TASK DESCRIPTION. Tell me how many lines in the data below hold the string "title", and say nothing else.

+++ ENTRIES SUPPLIED +++

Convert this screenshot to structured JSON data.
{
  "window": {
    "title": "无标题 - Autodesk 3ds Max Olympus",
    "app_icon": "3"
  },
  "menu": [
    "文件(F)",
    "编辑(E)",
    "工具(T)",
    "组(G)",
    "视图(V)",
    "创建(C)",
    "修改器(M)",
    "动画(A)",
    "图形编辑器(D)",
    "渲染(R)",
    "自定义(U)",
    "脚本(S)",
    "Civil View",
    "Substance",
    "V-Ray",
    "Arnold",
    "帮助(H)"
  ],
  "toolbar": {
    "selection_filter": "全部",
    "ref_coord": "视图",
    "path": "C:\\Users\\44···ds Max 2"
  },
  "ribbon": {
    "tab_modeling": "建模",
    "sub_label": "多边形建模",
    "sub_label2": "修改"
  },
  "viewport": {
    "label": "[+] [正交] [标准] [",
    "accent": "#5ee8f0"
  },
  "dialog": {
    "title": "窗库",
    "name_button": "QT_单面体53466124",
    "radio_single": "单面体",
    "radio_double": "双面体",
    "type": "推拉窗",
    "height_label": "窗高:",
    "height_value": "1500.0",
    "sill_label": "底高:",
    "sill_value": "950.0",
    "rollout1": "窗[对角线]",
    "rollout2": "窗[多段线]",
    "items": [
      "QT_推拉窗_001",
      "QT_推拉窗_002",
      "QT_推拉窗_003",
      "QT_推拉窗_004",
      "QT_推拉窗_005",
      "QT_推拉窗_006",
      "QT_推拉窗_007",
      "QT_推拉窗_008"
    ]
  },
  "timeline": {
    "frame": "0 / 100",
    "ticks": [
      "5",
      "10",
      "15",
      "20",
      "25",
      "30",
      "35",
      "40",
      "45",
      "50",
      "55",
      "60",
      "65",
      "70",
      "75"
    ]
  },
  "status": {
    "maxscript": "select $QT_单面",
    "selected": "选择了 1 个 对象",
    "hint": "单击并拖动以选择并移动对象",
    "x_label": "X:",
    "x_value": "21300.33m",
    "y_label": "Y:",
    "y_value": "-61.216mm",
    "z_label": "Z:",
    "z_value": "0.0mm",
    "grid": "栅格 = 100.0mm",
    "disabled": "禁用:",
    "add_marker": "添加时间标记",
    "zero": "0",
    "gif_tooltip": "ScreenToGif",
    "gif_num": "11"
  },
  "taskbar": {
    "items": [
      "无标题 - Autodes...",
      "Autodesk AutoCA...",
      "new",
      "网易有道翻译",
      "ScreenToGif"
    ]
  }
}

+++

WRITTEN ANSWER. 2